Cast: Kim Minhee, Kim Saebyuk, Lee Eunmi, Seo Younghwa, Song Seonmi
* This film is available to view in California only. Limited tickets.
Best Director, 2020 Berlin International Film Festival
In many of Hong Sang-soo’s films, female characters are forced to listen as listless, drunken men endlessly whine about their relationship problems and professional failures. These grand displays of insecurity are crucial to Hong’s exploration of Korean masculinity in crisis, and often hilarious for how they mine the depths of pathetic groveling.
For THE WOMAN WHO RAN, Hong flips the script, focusing his narrative almost entirely on a trio of calm and reflective conversations between women. Gamhee (Kim Minhee) travels the outskirts of Seoul visiting old friends, engaging in mostly small talk and gossip that mask certain painful wounds that haven’t altogether healed. How the women politely dance around confrontation is a thing of beauty, and an act of social selflessness that doesn’t come without cost. Hints of bitterness are momentarily present, but these characters rarely produce the kind of anxious energy found in the director’s masterpieces like The Day He Arrives (SDAFF ‘11) or Right Now, Wrong Then (SDAFF ‘16 Spring Showcase). Favoring breezy, dialogue-heavy interior scenes, each segment gets disrupted by a disgruntled man clamoring for underserved respect. Most of the time, their faces are obscured. That stylistic decision positions the viewer squarely in the shoes of women who have undoubtedly spent countless moments humoring humorless men.

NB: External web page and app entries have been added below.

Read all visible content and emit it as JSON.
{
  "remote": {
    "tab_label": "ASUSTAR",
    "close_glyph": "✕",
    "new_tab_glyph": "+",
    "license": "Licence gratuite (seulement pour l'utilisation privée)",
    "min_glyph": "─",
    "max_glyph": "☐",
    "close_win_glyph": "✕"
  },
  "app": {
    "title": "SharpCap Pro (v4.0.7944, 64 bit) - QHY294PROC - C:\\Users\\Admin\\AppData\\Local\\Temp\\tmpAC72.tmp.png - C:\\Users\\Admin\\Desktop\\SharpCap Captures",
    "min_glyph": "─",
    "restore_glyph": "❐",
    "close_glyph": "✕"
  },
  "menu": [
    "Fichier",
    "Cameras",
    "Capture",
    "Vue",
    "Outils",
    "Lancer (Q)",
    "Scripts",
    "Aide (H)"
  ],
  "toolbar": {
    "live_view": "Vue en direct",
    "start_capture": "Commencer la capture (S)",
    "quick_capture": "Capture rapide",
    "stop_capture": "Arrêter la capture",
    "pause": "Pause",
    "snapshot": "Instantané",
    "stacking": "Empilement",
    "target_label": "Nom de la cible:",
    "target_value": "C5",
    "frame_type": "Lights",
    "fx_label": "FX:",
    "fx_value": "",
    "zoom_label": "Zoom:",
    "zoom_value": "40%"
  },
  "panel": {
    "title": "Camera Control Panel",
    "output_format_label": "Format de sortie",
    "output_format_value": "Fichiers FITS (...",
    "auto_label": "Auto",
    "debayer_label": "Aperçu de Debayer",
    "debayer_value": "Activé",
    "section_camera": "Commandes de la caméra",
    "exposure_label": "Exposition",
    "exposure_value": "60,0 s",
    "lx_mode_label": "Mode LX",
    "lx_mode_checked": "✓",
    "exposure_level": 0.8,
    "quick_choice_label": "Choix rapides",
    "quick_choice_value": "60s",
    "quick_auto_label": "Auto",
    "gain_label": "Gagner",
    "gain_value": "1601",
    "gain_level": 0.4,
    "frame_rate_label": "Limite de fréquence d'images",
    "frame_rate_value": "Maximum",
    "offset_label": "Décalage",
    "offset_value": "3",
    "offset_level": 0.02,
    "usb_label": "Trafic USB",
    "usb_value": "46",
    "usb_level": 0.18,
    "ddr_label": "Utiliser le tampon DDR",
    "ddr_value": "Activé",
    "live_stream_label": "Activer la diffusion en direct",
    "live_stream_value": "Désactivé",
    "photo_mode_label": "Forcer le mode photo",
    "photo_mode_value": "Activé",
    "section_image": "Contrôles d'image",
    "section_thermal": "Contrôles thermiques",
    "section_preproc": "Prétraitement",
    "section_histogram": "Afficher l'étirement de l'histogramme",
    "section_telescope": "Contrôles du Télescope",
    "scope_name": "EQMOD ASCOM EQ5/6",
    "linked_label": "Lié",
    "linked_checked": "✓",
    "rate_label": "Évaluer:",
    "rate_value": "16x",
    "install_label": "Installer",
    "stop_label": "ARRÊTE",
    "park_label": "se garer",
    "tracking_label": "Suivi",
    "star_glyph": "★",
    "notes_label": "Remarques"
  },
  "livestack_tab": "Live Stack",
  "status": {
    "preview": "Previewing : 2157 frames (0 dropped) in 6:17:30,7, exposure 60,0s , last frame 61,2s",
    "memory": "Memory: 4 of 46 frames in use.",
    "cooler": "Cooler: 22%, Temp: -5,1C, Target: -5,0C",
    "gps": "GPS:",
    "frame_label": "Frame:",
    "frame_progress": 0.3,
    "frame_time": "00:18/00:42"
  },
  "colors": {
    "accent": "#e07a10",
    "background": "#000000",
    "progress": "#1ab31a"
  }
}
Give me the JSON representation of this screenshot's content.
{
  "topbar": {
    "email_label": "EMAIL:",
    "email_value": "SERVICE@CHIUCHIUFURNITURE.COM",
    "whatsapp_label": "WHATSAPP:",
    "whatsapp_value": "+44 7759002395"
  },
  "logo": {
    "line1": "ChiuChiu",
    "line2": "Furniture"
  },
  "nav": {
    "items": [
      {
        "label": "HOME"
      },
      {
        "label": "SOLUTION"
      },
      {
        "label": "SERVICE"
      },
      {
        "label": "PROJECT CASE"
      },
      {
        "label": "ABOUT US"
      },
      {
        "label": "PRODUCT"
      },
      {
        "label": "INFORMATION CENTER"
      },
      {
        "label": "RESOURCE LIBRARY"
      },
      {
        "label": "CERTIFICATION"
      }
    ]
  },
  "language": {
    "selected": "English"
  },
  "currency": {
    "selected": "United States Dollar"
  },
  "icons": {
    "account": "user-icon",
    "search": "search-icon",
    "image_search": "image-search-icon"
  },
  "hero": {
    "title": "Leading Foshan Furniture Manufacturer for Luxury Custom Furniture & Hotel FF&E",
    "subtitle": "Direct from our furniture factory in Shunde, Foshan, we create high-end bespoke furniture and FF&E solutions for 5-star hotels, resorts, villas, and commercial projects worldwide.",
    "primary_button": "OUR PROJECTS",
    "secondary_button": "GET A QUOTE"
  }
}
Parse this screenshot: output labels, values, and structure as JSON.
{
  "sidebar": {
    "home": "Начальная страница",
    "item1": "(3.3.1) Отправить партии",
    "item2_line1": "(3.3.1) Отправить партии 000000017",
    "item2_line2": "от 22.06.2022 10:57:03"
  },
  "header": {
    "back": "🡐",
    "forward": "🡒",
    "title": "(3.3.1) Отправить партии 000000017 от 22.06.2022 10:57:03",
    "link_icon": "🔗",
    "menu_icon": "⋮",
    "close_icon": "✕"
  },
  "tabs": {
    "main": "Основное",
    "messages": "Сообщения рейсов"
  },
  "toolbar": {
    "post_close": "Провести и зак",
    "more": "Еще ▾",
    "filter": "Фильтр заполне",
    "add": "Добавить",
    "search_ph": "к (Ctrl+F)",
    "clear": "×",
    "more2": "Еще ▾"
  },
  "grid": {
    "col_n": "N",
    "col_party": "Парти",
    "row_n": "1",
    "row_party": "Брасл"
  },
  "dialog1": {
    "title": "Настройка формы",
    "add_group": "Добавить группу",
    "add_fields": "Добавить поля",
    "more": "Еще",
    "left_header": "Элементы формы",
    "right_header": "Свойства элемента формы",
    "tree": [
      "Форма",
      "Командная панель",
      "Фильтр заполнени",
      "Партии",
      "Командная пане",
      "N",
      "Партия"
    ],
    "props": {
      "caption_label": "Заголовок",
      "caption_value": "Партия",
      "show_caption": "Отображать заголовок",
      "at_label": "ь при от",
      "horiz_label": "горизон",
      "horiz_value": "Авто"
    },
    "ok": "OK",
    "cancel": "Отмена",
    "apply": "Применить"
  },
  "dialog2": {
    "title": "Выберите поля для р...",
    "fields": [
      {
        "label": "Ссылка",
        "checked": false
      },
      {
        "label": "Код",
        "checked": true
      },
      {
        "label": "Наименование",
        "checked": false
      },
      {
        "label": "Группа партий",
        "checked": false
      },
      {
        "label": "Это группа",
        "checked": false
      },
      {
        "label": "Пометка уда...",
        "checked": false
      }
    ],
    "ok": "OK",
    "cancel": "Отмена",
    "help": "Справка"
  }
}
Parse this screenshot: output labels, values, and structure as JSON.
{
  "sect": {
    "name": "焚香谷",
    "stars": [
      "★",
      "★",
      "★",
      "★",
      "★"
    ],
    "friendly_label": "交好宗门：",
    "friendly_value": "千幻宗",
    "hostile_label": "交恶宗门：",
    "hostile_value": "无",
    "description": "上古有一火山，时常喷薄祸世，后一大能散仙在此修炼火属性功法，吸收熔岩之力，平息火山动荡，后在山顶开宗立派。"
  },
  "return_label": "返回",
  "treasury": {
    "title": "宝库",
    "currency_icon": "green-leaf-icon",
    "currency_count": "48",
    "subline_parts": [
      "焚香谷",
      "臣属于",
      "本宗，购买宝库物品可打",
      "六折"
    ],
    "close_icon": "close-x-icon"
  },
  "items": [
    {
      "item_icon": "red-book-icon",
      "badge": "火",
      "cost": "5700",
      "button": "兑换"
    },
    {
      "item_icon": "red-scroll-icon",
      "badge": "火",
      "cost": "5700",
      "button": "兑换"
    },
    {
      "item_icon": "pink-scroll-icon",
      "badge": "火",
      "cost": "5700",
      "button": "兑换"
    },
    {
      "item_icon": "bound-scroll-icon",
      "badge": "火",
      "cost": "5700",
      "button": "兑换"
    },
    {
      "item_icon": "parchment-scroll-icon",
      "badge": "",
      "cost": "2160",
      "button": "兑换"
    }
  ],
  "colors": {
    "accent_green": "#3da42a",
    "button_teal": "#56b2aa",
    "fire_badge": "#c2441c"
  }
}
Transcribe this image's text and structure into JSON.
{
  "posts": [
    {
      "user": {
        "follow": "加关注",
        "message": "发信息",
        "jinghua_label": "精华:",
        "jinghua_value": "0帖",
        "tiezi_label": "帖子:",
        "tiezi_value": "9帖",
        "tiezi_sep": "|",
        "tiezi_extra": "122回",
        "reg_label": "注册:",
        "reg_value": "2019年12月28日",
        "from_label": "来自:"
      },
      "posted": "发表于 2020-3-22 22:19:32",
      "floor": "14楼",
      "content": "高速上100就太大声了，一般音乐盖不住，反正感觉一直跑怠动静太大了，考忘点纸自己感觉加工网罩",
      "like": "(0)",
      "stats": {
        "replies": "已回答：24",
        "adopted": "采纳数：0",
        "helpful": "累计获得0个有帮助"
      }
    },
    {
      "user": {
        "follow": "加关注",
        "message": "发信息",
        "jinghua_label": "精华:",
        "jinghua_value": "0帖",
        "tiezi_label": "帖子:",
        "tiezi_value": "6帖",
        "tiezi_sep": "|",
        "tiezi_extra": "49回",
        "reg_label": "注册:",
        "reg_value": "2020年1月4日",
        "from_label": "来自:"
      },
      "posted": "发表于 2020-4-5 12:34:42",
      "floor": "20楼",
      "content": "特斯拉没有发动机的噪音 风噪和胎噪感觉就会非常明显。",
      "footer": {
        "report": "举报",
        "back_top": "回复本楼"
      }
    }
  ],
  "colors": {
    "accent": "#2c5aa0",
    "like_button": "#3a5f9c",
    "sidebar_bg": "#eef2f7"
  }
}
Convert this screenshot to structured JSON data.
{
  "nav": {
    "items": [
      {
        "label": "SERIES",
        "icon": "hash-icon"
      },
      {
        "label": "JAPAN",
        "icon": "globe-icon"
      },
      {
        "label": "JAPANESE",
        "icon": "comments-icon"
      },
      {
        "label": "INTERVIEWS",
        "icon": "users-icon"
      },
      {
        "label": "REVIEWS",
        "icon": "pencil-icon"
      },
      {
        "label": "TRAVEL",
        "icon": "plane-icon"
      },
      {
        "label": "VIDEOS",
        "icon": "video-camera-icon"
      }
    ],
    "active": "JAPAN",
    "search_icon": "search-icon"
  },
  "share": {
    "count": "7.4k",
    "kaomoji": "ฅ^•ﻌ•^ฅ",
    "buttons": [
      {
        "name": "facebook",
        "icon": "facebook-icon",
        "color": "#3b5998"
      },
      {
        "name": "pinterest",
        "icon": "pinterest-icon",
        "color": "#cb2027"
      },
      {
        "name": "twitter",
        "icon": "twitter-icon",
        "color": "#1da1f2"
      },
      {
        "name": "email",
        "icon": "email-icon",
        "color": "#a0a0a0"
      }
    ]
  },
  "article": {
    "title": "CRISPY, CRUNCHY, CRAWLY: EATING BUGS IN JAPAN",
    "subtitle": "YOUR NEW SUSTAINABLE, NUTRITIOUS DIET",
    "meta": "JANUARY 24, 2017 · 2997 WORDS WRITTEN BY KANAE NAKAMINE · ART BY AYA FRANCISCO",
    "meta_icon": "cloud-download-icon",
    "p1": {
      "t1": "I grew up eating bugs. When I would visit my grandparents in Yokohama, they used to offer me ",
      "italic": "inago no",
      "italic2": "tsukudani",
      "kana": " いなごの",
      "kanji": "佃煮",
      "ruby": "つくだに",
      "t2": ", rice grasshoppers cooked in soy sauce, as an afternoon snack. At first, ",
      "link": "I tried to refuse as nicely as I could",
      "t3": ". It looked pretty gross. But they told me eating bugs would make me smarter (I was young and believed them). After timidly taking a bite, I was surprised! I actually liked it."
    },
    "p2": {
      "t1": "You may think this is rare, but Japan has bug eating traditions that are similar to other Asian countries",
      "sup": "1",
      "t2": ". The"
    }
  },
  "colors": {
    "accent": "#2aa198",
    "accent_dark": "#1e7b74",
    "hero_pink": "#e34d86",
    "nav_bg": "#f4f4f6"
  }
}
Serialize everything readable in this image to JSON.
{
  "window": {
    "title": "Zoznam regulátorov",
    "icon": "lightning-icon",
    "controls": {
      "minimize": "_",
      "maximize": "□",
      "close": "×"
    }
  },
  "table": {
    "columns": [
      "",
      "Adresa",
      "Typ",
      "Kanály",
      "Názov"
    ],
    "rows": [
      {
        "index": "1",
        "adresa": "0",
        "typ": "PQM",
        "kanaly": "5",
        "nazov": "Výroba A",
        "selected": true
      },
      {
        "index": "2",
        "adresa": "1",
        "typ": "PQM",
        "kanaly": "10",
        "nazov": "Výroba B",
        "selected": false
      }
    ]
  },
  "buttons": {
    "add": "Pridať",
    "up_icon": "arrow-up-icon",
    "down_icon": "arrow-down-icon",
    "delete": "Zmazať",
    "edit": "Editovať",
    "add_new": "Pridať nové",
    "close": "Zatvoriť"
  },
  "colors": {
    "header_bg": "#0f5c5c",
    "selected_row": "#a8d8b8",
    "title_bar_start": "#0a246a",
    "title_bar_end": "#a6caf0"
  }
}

Still, THE WOMAN WHO RAN doesn’t dwell on these hurtful distractions. Instead, it functions as a loving respite from the exhaustion they produce, something we are reminded of in the beautiful final scene where Gamhee avoids rehashing old heartbreak and ventures back into a movie theater to enjoy the tranquil ending of a film she’s just finished. Sometimes cinema truly is the only escape.
–Glenn Heath Jr.
Sponsored by Korean American Coalition San Diego